A quarter of the best universities in Europe are in the UK, according to a new league table.
The latest Times Higher Education rankings reveal the nation is dominating higher education across the continent, taking a quarter of places - 46 institutions in total - in the top 200.
But the European University rankings also show that Germany is closing the gap, with 36 institutions making it into the list this year.
The new table comes amid continuing concerns that visa changes are having a negative impact and are leading to fewer international students choosing to come to the UK to study.

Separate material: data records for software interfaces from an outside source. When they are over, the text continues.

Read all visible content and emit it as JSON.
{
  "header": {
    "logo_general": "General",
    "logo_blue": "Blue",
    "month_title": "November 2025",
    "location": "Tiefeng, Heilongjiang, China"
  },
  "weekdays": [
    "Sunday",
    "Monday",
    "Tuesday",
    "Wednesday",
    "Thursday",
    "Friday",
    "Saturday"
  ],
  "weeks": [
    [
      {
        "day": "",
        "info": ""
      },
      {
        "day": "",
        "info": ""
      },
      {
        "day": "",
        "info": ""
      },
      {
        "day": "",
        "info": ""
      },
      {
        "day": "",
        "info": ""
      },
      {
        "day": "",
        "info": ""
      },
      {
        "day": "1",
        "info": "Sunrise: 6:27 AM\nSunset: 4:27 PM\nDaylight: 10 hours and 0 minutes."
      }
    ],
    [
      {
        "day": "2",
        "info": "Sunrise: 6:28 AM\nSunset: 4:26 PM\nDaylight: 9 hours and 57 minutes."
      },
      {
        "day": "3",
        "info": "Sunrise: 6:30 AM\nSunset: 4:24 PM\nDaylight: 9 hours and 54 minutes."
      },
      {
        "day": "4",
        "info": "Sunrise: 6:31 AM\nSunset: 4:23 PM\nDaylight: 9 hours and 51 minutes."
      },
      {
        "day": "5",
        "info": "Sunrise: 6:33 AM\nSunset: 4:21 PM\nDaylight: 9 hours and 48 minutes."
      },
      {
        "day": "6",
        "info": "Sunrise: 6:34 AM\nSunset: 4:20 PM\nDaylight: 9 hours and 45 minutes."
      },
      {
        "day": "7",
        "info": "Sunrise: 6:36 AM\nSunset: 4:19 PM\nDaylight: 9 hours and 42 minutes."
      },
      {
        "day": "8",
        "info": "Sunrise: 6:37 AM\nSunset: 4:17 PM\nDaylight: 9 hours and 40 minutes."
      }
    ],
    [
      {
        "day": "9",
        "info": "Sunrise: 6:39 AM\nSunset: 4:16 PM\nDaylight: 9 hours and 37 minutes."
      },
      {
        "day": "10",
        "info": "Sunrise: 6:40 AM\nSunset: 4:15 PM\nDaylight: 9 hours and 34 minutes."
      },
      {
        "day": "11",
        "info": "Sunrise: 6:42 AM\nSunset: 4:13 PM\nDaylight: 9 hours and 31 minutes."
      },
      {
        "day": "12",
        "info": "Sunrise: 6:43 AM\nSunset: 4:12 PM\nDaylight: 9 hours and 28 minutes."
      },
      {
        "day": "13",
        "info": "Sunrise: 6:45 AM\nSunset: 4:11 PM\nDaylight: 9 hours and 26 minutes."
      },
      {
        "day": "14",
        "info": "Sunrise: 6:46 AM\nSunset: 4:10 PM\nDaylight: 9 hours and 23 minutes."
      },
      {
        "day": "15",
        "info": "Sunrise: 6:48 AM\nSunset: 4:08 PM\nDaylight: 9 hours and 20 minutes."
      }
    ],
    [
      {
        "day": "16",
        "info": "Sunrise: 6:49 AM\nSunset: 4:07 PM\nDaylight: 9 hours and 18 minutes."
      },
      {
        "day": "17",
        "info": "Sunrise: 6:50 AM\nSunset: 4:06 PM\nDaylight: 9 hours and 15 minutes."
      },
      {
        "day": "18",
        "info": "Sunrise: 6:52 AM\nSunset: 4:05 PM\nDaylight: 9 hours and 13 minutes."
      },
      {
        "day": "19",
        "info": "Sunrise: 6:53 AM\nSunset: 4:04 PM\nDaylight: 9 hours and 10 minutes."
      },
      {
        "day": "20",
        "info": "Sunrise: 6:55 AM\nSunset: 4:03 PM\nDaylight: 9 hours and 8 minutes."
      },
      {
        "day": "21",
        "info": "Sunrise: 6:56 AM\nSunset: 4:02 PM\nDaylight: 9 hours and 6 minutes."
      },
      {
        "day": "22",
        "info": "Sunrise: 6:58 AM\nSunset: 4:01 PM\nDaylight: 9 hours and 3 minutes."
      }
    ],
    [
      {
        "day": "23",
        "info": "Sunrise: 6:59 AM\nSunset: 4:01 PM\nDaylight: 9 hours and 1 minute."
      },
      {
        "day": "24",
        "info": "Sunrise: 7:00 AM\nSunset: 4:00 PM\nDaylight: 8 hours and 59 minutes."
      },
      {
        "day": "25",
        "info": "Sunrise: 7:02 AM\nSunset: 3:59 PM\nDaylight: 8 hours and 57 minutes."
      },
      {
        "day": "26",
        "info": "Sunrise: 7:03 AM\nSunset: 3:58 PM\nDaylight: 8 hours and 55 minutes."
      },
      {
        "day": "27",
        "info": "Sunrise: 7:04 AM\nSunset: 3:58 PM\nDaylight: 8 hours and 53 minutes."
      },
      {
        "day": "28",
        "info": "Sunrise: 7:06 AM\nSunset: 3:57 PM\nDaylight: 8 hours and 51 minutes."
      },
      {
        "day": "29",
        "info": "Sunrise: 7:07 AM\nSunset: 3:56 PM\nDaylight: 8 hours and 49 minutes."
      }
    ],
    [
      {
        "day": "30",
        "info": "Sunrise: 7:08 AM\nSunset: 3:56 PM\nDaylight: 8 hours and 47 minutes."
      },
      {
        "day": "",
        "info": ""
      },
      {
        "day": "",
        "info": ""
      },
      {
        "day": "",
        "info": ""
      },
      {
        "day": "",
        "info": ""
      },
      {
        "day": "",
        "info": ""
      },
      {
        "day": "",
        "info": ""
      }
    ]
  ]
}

Rankings editor Phil Baty said that international students were "hugely important" to UK higher education, and the wider economy, warning that this "lifeline" was being put at increasing risk due to immigration policies and and the rising popularity of other European universities.
Overall, Oxford was the top ranked European university this year, followed by Cambridge in second and Imperial in third place.
University College London also made the top 10, taking the fifth spot, along with the London School of Economics and Political Science in sixth, Edinburgh was seventh, and King's College London was in eighth place.
Others to make the top 50 were Manchester (18th), Bristol (23rd), Durham (24th), Glasgow (28th), Warwick (31st), St Andrews (35th), Exeter (38th), Sheffield (40th), Queen Mary, University of London (41st), and Southampton (joint 48th).
The European universities rounding out the top 10 were ETH Zurich - Swiss Federal Institute of Technology, Zurich, in Switzerland, which took fourth place, the Karolinska Institute in Sweden was ninth, and LMU Munich in Germany was in tenth place.
Mr Baty said: "International students are hugely important to the health of the UK higher education system and the wider economy.
"They spend about £4.5 billion on tuition fees and accommodation alone, but they also add much to the overall student experience by supporting a rich, multicultural campus life for all students.
"But this vital lifeline is increasingly at risk - for the first time this year the UK saw international student numbers stagnate, with significant drops from some countries.
"Not only are our restrictive immigration policies and the noisy rhetoric surrounding the issue leading many students to perceive that they are not welcome in the UK, we are also seeing the increasing popularity of European universities which are often just as highly ranked as their UK competitors but also much, much cheaper to study with.
"And these powerful universities on the continent are actively challenging UK market share: delivering more and more degree courses fully in English to attract students who in the past would only have chosen the UK, US or Australia.
"At the last count, the top universities in the Netherlands and Germany were offering around 2,000 degree programmes taught in the English language between them."